Find more great wildlife stories and photos in the spring issue of Defenders Magazine.
Want to receive your own copy of Defenders Magazine, delivered right to your doorstep? Join Defenders today!
Posted in Birds, Defenders Magazine, Features, Florida Panther, Marine Animals, Photo
Posted on 08 December 2011.
Bison gather near the road at the archway marking the entrance to Yellowstone National Park.
Montana poised to approve the return of 68 bison to tribal lands
We’re almost there!
This Friday the Montana Fish, Wildlife and Parks Commission will decide what to do with some of the last genetically pure bison left in America: keep them locked in a quarantine facility or relocate them to start new wild herds on the Fort Belknap and Fort Peck Indian Reservations.
As part of a government experiment to see if the disease brucellosis could be removed from a herd of genetically pure Yellowstone bison, hundreds of bison were placed in quarantine. These bison have been proven time and again to be free of brucellosis, yet they remain in quarantine more than 5 years later.
Governor Schweitzer and the Montana Fish, Wildlife and Parks staff have recommended that the Commission approve the transfer of the 68 Yellowstone bison remaining in quarantine to these tribal lands.
Defenders of Wildlife supports release of these bison for restoration on tribal lands.
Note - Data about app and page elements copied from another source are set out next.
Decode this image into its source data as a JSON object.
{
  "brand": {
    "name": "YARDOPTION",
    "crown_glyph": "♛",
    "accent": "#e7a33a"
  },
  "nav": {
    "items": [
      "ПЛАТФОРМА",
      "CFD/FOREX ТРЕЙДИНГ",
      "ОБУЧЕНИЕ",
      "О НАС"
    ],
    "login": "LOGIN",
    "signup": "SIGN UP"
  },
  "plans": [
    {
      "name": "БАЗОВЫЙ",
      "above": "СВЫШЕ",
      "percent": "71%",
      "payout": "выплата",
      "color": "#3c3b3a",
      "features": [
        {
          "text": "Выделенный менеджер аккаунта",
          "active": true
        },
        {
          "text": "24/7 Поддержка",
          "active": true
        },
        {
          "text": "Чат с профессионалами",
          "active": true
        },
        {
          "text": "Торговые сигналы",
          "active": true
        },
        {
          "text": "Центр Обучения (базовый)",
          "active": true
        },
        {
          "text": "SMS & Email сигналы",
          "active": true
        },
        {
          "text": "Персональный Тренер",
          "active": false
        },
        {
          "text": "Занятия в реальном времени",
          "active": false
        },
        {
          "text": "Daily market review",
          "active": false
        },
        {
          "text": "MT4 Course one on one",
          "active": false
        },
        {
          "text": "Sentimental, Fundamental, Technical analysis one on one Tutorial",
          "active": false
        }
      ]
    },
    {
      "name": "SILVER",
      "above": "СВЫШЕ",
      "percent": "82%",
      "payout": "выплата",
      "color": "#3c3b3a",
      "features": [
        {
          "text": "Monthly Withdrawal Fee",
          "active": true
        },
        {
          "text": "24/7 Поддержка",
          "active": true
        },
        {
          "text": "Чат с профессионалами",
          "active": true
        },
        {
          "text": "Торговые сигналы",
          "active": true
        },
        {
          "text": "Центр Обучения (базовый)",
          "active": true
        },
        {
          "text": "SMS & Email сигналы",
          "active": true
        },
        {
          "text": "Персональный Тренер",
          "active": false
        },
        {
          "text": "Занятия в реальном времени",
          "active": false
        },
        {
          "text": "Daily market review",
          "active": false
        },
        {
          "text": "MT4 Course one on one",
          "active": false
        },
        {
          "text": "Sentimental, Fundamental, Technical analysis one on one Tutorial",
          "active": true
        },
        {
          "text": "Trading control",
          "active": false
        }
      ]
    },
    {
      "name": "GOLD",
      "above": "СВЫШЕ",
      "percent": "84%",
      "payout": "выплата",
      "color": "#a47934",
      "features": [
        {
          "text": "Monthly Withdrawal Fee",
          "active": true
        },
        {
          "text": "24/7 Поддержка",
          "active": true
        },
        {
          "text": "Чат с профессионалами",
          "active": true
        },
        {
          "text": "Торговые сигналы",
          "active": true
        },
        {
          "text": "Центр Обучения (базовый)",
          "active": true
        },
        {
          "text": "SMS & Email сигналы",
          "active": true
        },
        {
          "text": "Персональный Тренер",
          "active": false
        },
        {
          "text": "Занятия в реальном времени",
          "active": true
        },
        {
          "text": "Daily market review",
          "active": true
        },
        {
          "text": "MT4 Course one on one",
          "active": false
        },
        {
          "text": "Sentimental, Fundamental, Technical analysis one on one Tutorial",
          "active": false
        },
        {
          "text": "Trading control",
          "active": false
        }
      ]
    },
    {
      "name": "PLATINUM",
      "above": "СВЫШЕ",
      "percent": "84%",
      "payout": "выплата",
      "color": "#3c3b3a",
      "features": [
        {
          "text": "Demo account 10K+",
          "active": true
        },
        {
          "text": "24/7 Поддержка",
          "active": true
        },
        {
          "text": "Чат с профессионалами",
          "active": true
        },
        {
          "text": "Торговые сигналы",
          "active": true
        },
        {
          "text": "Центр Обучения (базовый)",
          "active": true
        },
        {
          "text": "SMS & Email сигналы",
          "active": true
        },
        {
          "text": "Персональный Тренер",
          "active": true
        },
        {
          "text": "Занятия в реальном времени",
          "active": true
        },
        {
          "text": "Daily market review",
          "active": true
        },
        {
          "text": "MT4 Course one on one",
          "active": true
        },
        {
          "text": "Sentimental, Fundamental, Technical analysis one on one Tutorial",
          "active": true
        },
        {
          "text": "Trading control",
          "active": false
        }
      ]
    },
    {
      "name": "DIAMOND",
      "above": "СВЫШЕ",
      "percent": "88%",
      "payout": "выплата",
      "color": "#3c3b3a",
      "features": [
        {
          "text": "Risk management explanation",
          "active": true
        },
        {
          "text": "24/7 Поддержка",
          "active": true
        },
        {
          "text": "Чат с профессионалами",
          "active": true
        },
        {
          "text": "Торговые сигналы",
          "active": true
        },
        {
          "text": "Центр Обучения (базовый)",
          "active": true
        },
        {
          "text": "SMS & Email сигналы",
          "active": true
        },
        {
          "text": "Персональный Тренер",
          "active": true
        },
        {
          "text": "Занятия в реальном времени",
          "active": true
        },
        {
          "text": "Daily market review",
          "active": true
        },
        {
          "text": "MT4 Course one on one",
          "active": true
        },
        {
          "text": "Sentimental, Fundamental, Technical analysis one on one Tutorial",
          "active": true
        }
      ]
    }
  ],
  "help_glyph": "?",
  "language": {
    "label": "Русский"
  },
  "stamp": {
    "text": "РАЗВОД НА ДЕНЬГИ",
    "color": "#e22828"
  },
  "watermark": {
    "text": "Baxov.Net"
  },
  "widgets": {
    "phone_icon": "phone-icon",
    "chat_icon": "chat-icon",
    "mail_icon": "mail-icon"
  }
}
After years of working towards restoring additional herds of these American icons, one final approval remains.
The Assiniboine and Sioux tribes of Fort Peck Reservation and the Assiniboine and Gros Ventre tribes of Fort Belknap Reservation have stepped up to the plate and welcome the responsibility of living with these respected animals, the way their ancestors did for years before.
This is an offer our state should not refuse.
If the relocation proposal passes, these bison could be moved anytime in the next few months.
Read more about bison in the latest issue of Defenders magazine…
Posted in Bison, Defenders Magazine, Experts, Features, In the News, Rocky Mountains and Great Plains, Species at Risk, Wildlife